    WebApplicationContext context = new MyWebApplicationContext();
    servletContext.addListener(new ContextLoaderListener(context));

    addStaticHtmlFilesHandlingServlet(servletContext);
    addSpringDispatcherServlet(servletContext, context);

  }

 // (...)

  private void addStaticHtmlFilesHandlingServlet(ServletContext servletContext) {
    ServletRegistration.Dynamic servlet = servletContext.addServlet("HtmlsServlet", new StaticFilesServlet());
    servlet.setLoadOnStartup(1);
    servlet.addMapping("*.html");

  }

}

The advantage (or disadvantage, depends on what you want) is that jsp tags will obviously not be processed. You controller looks as usual:

@Controller
public class HomeController {

    @RequestMapping(value = "/", method = RequestMethod.GET)
    public ModelAndView home(Locale locale, Model model) {
        // (...)

        return new ModelAndView("/resources/home.html");

}

And for jsp:

@Controller
public class HomeController {

    @RequestMapping(value = "/", method = RequestMethod.GET)
    public ModelAndView home(Locale locale, Model model) {
        // (...)

        return new ModelAndView("/resources/home_dynamic.jsp");

}
share|improve this answer

I think the InternalResourceViewResolver supports servlets and jsp files. Suffix as per Spring's API javadocs is that which "gets appended to view names when building a URL". It is not the file's extension, even though it is very misleading. I checked on UrlBasedViewResolver setSuffix() class.

Probably if they name it as viewSuffix, it might make more sense, I guess.

share|improve this answer

Spring MVC doesn't allow you to render static resources over controllers. As Arun said, it should be served through resources.

Correct me if I'm wrong, but it seems you want an index.html as a front page. To achieve this you should have a Controller (say IndexController) mapped to /index.html. Then, you should configure in your web.xml your yo say that your welcome-file is index.html. This way, whenever you point to the root of your application, your container will look for a "/index.html" and in turn, will look for the Controller mapped to the /index.html URL.

So, your controller should look something like this:

@Controller
@RequestMapping("/index.html")
public class MyIndexController {
    @RequestMapping(method=RequestMethod.GET)
    protected String gotoIndex(Model model) throws Exception {      
        return "myLandingPage";
    }
}

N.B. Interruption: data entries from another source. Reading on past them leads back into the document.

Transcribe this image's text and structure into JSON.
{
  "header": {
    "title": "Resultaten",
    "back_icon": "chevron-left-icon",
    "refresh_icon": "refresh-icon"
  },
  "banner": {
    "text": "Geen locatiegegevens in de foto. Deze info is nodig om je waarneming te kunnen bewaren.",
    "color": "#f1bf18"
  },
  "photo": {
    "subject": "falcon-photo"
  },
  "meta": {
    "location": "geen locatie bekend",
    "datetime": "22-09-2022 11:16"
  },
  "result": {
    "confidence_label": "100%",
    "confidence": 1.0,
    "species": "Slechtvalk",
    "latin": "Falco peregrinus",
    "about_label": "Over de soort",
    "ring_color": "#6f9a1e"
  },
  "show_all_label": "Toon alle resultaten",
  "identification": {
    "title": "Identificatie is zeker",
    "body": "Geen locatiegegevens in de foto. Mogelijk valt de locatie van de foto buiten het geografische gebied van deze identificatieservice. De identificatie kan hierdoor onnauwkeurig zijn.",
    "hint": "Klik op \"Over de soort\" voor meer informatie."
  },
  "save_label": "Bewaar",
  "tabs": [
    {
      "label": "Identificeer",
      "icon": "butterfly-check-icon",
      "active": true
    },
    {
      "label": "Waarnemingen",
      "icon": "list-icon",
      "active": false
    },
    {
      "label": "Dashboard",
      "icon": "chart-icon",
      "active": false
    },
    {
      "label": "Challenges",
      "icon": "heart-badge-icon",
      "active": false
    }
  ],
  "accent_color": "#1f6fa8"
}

And in your web.xml

<welcome-file-list>
<welcome-file>index.html</welcome-file>
</welcome-file-list>

Hope this helps.

share|improve this answer

You have this problem because there might not be any servlet registered for mapping *.html.
so the call ends up with the "default servlet", which is registered with a servlet-mapping of / which probably your DispatcherServlet is.
Now the Dispatcher servlet does not find a controller to handle request for home.html and hence the message that you are seeing.
To solve this problem you can register *.html extension to be handled by JSPServlet and then it should work cleanly.

share|improve this answer

Your Answer

 
discard

By posting your answer, you agree to the privacy policy and terms of service.

Not the answer you're looking for? Browse other questions tagged or ask your own question.